We have the Cassiopeia Wind Quartet who’ll be performing [Igor Stravinsky’s] The Rite of Spring, because it’s 1st February. I sort of took a nod from John Kelly, because he has a tradition of always playing The Rite of Spring on his show on the radio on the afternoon of 1st February, so when we were hatching plans we thought that would be so cool. And it’s this quintet’s rearrangement of it.
And Cassiopeia are going to be performing the premier of this new piece that has been written especially for them by David Stalling, He performed at the very first Kaleidoscope Night, so it’s a nice little arc, to have him write a piece for wind ensemble and electronics.
And then we have Dublin Guitar Quartet, which is fantastic. They’re performing excerpts from Rachel Grimes‘ album Leaves of Grass that was originally written for solo piano. They don’t perform in Dublin that much, they’re bigger in America. Then we have a baroque ensemble called Spackling Band, which comprises four musicians who’ve all performed at Kaleidoscope in so many guises and this is an ensemble that they’ve put together about two years ago. Then we have Cornucopia Brass Quintet who are from the RTE Concert Orchestra performing Leonard Bernstein’s West Side Story Suite with a drum kit. That’ll be to finish the night and that’ll be fun.
Are there any other future plans that break out from the usual monthly concerts?
We’re involved in New Music Dublin, which we’re absolutely delighted to be a part of, which is a nod to the contemporary music role that we play. It’s a big festival that’s making a comeback presented in the Concert Hall. It’s an RTÉ and National Concert Hall run event that involves the RTÉ orchestras, the RTÉ Contempo String Quartet and Crash Ensemble. It’s a big scale festival, and they’re doing little festival club nights. That’s running the first weekend of March, a three-day festival, and we’re a part of that. Following that, we’re doing a special event for International Women’s Day, which falls on the Wednesday 8th March. Because of our New Music Dublin involvement, we’re moving our regular Bello Bar show to the second Wednesday of the month, because it falls on International Women’s Day, so we’re going to have a program me entirely comprising female composers.
It doesn’t seem like you’re going to run out of ideas any time soon.
That’s a testament to the musicians in the city. Talk about shoulders to the wheel! Even though Kaleidoscope has been around for so long, seven and a half years, you might think people would be sick of it, but the performers are still so into it. We have amazing support from the community of musicians. People are in contact with us all the time with their new projects, something that’s really burning in them that they want to do.
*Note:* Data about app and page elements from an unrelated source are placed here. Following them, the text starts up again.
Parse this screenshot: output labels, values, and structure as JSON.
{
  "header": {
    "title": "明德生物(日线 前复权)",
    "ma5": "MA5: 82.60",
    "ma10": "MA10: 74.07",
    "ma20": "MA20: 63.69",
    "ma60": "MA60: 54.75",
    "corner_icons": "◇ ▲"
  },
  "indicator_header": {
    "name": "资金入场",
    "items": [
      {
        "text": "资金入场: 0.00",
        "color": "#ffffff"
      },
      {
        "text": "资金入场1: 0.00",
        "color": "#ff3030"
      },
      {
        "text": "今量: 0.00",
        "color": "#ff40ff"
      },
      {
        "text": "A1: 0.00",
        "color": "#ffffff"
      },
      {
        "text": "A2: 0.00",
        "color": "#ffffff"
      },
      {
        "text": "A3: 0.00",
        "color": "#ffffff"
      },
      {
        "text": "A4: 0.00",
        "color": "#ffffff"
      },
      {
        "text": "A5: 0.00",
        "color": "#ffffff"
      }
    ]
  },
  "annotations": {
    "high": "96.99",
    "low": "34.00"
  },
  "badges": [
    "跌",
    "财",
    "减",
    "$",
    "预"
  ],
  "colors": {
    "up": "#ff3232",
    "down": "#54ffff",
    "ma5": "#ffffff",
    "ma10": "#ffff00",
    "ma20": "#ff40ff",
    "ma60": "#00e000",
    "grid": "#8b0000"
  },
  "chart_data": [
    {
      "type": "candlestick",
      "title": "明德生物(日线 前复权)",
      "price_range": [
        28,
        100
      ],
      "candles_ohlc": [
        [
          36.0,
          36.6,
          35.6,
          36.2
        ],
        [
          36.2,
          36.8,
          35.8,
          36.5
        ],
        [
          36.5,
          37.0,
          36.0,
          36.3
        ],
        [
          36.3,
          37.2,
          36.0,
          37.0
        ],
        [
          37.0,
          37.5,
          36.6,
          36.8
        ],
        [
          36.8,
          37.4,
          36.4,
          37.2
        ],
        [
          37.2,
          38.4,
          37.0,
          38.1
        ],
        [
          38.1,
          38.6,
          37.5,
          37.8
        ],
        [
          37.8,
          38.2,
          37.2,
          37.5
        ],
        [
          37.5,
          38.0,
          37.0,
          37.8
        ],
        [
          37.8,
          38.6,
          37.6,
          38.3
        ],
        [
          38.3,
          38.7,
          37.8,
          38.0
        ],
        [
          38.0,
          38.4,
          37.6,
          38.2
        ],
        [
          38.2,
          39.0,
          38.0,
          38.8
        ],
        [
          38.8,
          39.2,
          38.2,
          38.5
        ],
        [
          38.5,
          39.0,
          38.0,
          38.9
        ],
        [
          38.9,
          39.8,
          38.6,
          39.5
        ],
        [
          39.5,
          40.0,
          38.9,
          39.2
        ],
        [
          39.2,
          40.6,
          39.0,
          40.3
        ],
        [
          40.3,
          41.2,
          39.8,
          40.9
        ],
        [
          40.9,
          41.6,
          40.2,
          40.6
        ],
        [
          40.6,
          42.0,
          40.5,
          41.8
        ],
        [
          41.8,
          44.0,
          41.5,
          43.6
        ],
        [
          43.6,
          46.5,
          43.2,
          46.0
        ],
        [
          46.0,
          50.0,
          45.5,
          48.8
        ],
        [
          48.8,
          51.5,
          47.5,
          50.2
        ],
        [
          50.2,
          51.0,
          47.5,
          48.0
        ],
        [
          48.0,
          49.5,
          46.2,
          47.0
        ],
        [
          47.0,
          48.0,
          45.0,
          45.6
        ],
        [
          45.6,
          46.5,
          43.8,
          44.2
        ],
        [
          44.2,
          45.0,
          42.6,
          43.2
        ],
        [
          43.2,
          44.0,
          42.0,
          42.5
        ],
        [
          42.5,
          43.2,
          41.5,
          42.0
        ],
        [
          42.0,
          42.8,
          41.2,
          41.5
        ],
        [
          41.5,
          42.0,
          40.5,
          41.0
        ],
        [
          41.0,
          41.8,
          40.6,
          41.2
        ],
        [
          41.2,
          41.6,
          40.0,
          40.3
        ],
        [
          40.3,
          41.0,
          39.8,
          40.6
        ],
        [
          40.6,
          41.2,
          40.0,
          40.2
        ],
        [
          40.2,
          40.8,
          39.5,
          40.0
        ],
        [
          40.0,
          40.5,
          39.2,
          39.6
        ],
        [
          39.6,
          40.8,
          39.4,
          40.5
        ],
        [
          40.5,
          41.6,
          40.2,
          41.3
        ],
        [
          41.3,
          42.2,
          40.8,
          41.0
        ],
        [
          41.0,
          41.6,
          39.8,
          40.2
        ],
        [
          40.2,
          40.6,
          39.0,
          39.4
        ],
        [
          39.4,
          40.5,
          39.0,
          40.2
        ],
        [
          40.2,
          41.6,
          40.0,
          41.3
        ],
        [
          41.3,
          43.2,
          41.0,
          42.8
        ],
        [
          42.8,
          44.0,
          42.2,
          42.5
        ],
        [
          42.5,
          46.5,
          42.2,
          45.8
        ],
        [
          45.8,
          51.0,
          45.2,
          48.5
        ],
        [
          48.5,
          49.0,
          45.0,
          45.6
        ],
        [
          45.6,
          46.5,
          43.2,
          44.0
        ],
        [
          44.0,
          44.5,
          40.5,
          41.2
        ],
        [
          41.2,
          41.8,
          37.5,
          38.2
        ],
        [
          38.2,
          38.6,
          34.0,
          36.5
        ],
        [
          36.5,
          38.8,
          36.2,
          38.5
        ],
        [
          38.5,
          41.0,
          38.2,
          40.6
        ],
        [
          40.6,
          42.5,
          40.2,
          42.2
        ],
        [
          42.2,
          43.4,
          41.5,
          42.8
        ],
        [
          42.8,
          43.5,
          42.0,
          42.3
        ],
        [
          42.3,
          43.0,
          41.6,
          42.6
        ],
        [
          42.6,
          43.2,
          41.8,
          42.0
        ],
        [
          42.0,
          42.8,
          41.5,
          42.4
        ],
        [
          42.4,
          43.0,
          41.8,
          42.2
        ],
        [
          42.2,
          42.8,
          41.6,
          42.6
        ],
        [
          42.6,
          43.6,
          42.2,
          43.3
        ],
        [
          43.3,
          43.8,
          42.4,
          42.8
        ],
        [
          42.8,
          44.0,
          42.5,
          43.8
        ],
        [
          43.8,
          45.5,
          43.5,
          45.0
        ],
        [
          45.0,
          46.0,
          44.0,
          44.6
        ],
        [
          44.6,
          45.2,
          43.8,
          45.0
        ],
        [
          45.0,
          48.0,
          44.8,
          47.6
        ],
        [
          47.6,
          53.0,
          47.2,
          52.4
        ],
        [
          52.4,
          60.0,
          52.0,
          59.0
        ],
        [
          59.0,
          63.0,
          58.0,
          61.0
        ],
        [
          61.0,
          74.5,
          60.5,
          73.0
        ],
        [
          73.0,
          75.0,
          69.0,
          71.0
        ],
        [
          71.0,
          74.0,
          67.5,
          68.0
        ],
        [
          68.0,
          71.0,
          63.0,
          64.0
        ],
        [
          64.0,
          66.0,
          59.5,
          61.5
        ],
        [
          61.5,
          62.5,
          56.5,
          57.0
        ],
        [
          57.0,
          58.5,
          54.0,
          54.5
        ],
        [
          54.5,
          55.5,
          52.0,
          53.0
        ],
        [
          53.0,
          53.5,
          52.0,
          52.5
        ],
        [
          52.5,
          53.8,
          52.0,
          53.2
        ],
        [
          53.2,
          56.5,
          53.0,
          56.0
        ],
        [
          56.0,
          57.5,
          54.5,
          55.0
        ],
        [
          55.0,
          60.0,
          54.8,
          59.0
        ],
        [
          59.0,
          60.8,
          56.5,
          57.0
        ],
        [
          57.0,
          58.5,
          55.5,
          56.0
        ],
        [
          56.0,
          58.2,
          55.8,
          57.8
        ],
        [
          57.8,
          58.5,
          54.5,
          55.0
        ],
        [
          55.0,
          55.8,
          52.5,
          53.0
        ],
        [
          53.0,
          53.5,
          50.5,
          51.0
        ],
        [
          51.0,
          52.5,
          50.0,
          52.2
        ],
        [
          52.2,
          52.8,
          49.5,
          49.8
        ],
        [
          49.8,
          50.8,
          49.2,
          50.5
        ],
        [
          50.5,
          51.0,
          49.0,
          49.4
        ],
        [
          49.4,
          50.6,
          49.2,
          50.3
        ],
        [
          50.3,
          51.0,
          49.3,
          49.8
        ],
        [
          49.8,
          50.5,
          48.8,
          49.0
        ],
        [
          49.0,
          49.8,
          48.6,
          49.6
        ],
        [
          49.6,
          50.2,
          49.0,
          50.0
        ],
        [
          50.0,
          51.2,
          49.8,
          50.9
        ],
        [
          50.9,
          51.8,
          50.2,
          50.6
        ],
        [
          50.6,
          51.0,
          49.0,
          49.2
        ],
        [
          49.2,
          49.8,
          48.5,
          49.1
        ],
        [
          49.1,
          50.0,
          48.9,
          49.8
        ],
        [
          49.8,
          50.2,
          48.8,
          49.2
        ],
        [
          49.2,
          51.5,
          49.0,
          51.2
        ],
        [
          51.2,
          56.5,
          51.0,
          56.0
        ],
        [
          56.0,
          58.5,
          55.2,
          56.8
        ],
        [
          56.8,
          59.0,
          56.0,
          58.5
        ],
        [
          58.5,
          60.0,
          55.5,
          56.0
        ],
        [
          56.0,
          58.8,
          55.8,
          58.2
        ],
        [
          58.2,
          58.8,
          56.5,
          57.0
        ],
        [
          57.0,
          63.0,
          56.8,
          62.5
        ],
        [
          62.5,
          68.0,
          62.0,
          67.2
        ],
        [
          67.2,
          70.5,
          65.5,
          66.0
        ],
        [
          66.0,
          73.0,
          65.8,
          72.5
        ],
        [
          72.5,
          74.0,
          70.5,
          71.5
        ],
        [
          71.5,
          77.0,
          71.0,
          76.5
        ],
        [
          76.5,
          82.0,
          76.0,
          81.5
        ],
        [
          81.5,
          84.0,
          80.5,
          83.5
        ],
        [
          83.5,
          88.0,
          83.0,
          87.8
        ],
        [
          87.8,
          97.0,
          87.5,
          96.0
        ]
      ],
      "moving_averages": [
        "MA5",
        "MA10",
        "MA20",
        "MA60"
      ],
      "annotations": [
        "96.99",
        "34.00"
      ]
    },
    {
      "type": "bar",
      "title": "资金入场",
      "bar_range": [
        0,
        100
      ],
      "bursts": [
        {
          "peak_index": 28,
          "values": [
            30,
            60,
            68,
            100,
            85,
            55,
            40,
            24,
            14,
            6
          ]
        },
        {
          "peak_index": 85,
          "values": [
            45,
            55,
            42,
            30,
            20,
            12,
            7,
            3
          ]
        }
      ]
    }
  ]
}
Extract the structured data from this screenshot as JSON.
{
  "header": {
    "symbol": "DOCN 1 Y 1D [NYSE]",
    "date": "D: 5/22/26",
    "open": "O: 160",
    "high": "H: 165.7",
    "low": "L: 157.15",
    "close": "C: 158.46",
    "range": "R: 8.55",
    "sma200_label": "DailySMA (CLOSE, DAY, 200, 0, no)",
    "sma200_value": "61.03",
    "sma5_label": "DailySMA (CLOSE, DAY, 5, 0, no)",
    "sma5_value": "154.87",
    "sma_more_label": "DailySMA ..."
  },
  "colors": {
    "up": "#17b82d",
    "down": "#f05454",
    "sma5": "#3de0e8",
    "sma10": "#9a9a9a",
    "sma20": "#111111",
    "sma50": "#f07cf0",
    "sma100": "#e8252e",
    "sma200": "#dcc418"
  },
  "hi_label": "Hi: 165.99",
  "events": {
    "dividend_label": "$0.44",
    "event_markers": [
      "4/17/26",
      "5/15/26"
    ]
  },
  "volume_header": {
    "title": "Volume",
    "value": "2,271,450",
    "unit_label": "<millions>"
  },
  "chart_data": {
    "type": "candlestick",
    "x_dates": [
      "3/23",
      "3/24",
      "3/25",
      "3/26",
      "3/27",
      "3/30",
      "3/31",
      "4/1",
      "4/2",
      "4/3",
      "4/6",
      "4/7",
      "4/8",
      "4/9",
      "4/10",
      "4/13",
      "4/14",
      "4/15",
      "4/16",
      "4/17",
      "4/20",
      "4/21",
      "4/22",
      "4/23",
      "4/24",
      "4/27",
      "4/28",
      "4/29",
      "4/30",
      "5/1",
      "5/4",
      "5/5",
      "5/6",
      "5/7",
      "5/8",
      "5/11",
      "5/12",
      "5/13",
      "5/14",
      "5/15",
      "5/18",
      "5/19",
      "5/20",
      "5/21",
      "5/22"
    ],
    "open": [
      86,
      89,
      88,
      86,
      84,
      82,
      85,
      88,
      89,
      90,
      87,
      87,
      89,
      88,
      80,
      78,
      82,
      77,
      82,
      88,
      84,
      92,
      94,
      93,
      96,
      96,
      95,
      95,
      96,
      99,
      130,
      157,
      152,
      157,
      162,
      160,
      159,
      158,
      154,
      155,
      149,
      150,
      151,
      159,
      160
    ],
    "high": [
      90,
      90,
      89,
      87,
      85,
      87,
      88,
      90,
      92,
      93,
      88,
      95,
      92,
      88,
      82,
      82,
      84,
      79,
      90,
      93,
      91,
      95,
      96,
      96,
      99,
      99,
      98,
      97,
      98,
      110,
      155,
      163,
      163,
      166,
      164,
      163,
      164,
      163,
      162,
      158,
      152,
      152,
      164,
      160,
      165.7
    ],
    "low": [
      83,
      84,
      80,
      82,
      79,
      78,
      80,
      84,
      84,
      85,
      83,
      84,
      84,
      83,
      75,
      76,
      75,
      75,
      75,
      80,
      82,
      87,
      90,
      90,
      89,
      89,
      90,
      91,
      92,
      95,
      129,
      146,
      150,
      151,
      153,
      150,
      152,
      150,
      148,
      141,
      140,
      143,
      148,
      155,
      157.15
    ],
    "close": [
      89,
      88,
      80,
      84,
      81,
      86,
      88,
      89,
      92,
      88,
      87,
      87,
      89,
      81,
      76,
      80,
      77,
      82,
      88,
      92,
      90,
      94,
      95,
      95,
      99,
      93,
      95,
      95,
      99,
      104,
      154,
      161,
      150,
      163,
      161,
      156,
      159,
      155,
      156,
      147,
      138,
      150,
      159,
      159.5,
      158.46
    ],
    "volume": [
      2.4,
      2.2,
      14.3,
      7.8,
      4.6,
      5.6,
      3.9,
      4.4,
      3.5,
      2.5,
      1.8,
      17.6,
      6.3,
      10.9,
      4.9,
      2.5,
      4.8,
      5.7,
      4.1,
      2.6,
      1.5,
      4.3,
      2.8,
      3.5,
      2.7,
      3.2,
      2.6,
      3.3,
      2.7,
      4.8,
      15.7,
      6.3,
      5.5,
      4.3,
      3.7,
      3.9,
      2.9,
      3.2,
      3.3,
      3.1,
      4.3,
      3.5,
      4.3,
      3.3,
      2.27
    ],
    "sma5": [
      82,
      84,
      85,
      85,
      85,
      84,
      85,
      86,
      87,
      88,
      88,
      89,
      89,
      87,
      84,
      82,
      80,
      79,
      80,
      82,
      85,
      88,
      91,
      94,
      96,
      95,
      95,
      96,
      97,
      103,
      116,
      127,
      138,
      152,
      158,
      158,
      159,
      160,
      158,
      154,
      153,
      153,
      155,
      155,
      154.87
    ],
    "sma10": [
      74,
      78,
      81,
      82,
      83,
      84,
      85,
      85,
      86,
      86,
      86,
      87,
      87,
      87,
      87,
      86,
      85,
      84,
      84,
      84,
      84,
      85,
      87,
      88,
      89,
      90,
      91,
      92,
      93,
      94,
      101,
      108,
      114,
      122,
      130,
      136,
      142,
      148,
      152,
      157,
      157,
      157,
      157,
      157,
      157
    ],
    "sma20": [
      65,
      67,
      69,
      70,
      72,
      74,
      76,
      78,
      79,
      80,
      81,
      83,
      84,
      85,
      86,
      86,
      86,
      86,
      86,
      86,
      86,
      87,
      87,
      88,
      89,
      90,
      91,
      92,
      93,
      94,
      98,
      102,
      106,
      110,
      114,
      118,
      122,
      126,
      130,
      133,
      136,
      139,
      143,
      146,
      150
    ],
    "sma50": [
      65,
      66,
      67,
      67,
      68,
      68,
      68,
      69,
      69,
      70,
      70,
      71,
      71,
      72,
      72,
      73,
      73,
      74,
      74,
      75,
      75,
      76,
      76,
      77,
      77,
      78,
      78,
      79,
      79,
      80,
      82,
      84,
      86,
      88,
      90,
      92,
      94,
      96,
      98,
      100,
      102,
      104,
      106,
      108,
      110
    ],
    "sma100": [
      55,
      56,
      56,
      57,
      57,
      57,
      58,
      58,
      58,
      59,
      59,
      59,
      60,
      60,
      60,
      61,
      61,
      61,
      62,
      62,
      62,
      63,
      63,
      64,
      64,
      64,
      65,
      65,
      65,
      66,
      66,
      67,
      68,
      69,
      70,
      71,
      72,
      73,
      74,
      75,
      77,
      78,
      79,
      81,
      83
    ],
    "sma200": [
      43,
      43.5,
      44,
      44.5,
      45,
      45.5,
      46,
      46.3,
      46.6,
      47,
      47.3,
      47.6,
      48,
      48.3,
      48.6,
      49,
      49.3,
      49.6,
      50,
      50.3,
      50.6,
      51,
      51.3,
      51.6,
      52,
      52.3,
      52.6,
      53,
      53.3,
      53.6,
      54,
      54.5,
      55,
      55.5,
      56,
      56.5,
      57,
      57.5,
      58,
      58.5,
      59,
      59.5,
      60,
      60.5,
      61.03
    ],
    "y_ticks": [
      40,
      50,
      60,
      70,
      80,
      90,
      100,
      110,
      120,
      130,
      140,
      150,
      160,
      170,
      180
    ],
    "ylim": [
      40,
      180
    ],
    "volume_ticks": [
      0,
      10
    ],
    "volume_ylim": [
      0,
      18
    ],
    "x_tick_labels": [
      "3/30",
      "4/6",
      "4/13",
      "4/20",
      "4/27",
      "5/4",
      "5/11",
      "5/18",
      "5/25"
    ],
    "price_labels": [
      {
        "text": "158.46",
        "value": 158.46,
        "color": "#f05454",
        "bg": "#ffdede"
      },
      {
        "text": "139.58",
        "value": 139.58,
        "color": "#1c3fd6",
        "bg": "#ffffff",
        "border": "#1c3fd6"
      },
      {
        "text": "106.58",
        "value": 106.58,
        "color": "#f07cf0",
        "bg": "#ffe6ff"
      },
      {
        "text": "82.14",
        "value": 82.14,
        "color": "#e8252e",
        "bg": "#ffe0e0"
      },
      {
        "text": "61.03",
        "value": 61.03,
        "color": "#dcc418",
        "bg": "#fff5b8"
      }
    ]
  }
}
The 100th Kaleidoscope Night takes place at 8pm on Wednesday 1st February at the Sugar Club. Tickets cost €13.50/€15.50 from kaleidoscope100.eventbrite.ie For more, see the kaleidoscope night Facebook page.
Words: Ian Lamont
Photo: Ruth Medjber